Last night I was speaking to my son. I say “night” because it was 11.30 pm and I was in bed. As Joal is currently walking the Pacific Crest Trail, the times when I can speak to him are determined by our different time zones, but more importantly by when he is able to get an internet connection, as most of the time he is in wild regions without a signal. As a mum, I’ve been nervous about this trip for a while, as there are certainly dangers. Last year I believe 11 people died on this trail, mostly through a lack of water or, conversely, by too much water, being swept away in river crossings. When I go for multiple days without hearing anything, then of course it’s a bit of a worry. Well last night Joal was talking to me about the fact that on the trail people are now nervous because of a mountain lion attack which killed someone on the Appalachian Trail. That seemed a long way away from where he is, however after finishing our call I couldn’t get to sleep. So in the middle of the night, I got up and Googled “mountain lion kill in US” and what did I come up with but an article in The Independent entitled “Cyclist mauled to death by mountain lion on forest trail near Seattle.” Hmmm – not the Appalacians then, but a place where my son and his girlfriend will actually be trekking though sometime soon. And this death happened 4 days ago! Needless to say, this story wouldn’t have got onto my radar, had I not Googled it. I wasn’t on the BBC news for the regions I follow, for example. After a sleepless night I’m asking myself, is no news good news?
I’ve been thinking about news recently as a couple of days ago I was asked to develop a workshop on information literacy. There is so much “fake news” at the moment that I’ve been asking myself what it’s important to teach students so that they become more critical about what they read. I’ve also been listening to the podcast Note to Self, which did a recent episode about bots, in particular on Twitter, which are insidious, being aimed to promote fake news and sow chaos.
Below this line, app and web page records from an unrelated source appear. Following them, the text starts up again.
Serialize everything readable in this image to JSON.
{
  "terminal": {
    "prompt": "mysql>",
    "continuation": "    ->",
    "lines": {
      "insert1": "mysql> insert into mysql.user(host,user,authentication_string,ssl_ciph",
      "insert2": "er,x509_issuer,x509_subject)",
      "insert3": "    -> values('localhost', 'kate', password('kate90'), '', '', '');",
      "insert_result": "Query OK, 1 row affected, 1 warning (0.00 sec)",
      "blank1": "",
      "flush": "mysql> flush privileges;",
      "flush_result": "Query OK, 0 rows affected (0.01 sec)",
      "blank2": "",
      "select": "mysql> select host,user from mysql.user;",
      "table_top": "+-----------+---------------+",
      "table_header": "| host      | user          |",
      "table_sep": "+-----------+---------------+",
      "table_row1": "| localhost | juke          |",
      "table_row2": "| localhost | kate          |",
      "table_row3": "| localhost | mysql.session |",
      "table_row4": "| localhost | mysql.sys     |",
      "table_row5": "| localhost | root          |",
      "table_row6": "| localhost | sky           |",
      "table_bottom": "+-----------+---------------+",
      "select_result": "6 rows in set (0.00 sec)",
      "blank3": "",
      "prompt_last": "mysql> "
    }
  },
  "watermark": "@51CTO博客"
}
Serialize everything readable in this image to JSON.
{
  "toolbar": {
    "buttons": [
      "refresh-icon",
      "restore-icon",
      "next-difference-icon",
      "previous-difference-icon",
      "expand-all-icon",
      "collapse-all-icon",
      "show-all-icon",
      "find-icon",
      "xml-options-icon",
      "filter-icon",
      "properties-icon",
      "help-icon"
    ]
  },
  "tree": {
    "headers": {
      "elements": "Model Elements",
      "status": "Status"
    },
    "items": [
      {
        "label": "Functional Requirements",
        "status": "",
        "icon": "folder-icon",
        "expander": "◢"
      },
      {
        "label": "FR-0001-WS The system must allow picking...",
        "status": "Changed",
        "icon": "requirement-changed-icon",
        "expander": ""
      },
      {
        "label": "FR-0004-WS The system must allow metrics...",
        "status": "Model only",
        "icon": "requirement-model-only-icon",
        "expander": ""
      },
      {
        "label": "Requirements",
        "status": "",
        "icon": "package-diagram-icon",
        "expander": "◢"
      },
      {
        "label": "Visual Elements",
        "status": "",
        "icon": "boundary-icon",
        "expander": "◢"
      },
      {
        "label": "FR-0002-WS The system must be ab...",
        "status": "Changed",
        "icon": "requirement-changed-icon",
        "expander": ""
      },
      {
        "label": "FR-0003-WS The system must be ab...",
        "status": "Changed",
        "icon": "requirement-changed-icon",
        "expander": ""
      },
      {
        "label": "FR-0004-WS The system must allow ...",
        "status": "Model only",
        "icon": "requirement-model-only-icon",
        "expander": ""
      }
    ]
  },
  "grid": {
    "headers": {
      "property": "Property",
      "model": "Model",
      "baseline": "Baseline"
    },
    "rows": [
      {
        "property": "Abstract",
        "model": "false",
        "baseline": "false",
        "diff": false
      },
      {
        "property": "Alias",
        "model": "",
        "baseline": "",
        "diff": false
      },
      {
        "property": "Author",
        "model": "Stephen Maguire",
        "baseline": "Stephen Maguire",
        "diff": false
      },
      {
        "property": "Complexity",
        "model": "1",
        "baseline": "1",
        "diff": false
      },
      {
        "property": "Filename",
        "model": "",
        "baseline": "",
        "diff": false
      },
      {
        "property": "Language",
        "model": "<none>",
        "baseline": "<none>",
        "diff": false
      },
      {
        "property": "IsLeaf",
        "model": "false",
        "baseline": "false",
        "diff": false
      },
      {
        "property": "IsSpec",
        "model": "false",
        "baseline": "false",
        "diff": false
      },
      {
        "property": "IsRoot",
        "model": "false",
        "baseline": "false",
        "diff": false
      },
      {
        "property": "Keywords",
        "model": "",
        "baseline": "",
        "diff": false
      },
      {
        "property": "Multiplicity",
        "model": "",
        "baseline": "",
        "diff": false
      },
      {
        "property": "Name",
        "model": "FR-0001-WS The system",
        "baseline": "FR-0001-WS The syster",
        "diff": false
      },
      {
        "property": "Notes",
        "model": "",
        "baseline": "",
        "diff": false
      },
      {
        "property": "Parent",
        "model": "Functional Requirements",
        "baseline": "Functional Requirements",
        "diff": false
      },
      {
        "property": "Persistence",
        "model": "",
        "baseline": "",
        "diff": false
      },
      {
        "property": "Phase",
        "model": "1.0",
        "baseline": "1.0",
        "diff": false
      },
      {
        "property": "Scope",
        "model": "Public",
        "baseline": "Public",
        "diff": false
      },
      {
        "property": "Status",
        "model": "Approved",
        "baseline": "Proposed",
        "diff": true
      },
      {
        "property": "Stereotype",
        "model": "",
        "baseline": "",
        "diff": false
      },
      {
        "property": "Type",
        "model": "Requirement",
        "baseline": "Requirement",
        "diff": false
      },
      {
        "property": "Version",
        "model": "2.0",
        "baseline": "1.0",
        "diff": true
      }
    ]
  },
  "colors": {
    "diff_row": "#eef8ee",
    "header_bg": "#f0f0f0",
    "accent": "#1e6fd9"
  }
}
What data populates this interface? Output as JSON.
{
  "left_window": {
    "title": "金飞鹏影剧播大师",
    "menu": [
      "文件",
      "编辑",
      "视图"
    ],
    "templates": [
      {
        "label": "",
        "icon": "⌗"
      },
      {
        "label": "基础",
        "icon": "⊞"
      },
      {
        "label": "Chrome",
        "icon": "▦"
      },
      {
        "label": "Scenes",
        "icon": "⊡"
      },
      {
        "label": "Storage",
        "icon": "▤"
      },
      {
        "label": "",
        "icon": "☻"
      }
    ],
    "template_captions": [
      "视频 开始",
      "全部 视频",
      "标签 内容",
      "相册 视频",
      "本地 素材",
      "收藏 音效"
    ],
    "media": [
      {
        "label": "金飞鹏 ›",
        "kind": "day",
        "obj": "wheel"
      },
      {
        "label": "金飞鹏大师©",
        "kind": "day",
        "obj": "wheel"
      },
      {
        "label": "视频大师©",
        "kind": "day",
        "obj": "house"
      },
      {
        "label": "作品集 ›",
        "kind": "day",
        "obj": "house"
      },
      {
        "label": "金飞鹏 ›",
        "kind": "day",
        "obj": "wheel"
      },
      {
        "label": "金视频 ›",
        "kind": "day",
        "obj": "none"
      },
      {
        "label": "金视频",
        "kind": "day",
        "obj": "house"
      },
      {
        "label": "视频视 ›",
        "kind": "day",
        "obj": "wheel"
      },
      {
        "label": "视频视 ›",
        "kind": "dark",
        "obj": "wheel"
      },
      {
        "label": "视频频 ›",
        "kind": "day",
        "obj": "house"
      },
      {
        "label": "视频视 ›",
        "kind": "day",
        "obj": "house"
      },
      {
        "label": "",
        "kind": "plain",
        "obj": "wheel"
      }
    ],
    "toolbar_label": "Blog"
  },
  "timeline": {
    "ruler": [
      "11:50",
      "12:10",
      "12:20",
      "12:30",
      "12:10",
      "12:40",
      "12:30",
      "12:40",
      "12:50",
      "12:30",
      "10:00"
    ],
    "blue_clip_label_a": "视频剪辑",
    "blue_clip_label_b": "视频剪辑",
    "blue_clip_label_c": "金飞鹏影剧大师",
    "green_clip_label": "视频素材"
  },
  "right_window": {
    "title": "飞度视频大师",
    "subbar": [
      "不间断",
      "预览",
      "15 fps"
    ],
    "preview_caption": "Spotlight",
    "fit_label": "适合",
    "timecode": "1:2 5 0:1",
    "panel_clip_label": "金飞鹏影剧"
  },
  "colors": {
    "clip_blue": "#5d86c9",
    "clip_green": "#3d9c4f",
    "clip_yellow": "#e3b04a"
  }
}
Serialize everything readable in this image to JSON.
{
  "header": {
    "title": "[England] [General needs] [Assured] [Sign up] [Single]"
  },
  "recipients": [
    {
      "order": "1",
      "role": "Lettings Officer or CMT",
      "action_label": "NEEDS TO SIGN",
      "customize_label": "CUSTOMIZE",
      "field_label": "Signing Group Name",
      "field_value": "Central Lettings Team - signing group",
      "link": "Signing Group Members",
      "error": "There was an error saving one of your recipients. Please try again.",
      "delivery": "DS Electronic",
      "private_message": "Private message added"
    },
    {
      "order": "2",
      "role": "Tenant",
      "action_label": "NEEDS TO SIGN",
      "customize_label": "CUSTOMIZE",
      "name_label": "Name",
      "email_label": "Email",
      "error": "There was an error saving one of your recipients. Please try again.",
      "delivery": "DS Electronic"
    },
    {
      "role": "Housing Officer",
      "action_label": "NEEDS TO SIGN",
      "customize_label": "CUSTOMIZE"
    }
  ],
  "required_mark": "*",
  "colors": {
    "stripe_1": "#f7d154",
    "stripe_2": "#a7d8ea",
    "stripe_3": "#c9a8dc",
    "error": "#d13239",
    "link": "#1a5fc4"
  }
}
I also read a great article this morning by Dr Alec Couros and Katia Hilderbrandt from the University of Regina about the critical literacies we should be developing in our students at a time when the boundaries between real and fake news seem blurred and uncertain. They point out that fake news is often generated using social media in order to increase web traffic and ad revenue, and also to discredit a public figure. For example there have been numerous stories about the role of the Russians in the recent US elections as well as the Brexit campaign. In fact today anyone can publish anything, real or fake, very easily, especially as we now have the ability to change people’s facial images and voices on video to spread fake messages and trick people. How do we teach students to validate information in this new digital age?
A couple of days ago I was talking to our iCommons Coordinator at school about checklists for evaluating information. She talked about how she teaches students to use CRAPP (which she refers to as CAARP), but how useful are such tools when we are dealing with an avalanche of information, when fake news is becoming increasingly more sophisticated, where authorship and origin can be falsified, and where world leaders themselves are spreading the falsehoods online?
Dr Couros and Katia Hilderbrandt have 3 strategies for dealing with the deluge of fake news which I’m summarising below and thinking about how we can teach these to elementary school students:
- Develop and employ investigative techniques. They suggest knowing about and using sites such as Snopes that will help identify accuracy. I love their suggestion, which I’ve also used with students, about using Google reverse image search to check whether images have been altered. We do ask students to look critically at websites, but studies show that people are still hugely influenced by false elements of websites such as logos and domain names. In fact the best way to check is to look outside the site itself to see what other sites are linking to it. Finally it’s important for students to understand what bias is. We are currently teaching this to our Grade 4 students, however for older students the site Checkology is great for helping students to identify what is news, opinion, entertainment, advertising, publicity and propaganda.
- Use rich examples. For many years we have taught our upper elementary students how fake websites can look real. We’ve used Dog Island and the Tree Octopus among others. Couros and Hilderbrandt write that it’s also important we use fresh and authentic examples in class, for example things that students might encounter in the news.
- Nurture a critical disposition. Often students (and adults) believe everything they see, hear and read, so in schools we need more focus on approaches to learning such as critical thinking and questioning.